Rat Popping Out of Toilet Viewed 2.7 Million Times in Viral TikTok

Rat in Toilet Video TikTok New York
A video showing a rat emerging from a New York City toilet received millions of views on TikTok this week. This undated file photo shows a brown rat perched on a toilet seat. Liudmila Chernetska/Getty

A viral video of a rat emerging from a New York City toilet bowl had been viewed at least 2.7 million times as of Thursday.

In the 10-second video clip, which was posted to TikTok on Tuesday, a rat can be seen swimming in a toilet bowl as people nearby can be heard addressing it as "sir" and a "distinguished gentleman" while laughing. The video is captioned "Came right up the toilet" and includes hashtags that indicate it was recorded in New York.
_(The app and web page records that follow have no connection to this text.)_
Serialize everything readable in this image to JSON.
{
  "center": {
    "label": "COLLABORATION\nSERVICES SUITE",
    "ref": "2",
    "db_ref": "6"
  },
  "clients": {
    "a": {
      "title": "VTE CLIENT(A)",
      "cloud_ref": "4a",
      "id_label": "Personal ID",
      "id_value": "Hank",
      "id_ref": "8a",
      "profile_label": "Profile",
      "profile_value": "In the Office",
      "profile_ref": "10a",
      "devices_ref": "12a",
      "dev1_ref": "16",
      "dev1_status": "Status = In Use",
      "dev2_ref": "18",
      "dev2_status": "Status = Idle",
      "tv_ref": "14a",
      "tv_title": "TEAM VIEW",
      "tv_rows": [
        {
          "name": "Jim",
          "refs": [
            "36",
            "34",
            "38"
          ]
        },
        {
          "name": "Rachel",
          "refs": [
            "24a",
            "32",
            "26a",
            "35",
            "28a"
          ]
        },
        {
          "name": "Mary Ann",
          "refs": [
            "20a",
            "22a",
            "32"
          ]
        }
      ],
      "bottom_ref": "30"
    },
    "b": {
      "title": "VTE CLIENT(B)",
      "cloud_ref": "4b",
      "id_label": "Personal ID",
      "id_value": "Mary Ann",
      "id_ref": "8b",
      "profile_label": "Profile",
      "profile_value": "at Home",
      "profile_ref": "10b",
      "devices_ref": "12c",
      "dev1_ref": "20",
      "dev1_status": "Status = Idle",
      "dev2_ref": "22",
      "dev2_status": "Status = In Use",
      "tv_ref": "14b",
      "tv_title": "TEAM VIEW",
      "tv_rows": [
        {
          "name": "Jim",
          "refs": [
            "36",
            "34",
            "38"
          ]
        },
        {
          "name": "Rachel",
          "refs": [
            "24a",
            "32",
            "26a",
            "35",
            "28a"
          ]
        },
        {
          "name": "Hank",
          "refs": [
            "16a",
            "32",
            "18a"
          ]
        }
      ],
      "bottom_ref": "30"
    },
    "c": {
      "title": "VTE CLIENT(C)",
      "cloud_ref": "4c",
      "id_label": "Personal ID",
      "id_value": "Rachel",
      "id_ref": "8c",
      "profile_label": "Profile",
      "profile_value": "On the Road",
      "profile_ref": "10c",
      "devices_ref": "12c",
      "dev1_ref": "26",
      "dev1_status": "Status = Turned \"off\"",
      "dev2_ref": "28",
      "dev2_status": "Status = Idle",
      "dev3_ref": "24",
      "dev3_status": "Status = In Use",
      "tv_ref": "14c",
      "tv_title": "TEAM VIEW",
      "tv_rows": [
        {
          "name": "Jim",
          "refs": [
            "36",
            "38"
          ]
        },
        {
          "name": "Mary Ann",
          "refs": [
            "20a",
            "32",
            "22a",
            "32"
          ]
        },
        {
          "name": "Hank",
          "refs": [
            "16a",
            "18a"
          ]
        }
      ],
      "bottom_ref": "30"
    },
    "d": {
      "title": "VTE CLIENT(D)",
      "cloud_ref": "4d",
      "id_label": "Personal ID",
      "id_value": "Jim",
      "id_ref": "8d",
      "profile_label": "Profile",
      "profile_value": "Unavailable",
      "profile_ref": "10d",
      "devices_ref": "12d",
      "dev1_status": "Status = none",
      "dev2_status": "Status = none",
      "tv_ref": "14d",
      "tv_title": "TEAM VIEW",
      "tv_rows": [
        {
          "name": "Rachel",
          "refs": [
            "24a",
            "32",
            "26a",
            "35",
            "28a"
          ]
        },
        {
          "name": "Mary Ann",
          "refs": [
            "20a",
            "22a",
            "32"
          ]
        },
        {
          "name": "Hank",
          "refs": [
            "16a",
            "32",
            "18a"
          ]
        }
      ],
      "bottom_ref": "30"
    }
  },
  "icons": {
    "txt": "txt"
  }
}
The video was posted to TikTok by @whatisnewyorkofficial, an account that includes a variety of clips recorded around New York City. While none of the other videos featured rats popping out of toilet bowls, a video posted to the account last month appeared to show a large raccoon standing on a public toilet and drinking water from inside the bowl.

Increasingly common sightings of large rats invading homes in England amid COVID-19 lockdowns prompted pest control experts earlier this year to warn that the rodents can easily enter buildings through toilets.

"A rat can climb up a wastewater pipe, no problem," Andy Tyson of London-based Guardian Pest Management told The Guardian in February. "If no one's there using a toilet and flushing a cistern, rats can come out."

Andrew Dellbridge, director of Ace Pest Control, told Norwich Evening News that he had seen rats "the size of cats" over the past summer, although most infestations are seen during the summer. He described one incident that involved a customer calling him to report a rat inside a toilet bowl at home.

"The customer could barely speak, she was in so much shock," Dellbridge said. "She'd been using the bathroom and heard a noise. She looked down and it was in the toilet bowl. And this is happening more and more frequently."

Dellbridge confirmed the incident in a statement to Newsweek, calling it "quite common" and noting that he had also regularly witnessed "rats chewing through the outlet pipe from toilets and causing a flood of waste." Dellbridge recommended preventing infestations by blocking "every hole around the premises including putting down the toilet seat."

New York City residents noted changes in rat behavior during last year's pandemic lockdowns. Animals that had previously relied on scraps from restaurants had to look for other sources of food when the city shut down the establishments. In May 2020, the Centers for Disease Control and Prevention warned of "unusual or aggressive" behavior from rats desperate for food in cities.

Although New York has a large population of rats, an urban myth that claims the rodents outnumber people is false. A 2014 study published in the magazine Significance found that the actual number of rats was around 2 million, or about 25 percent of the city's human population.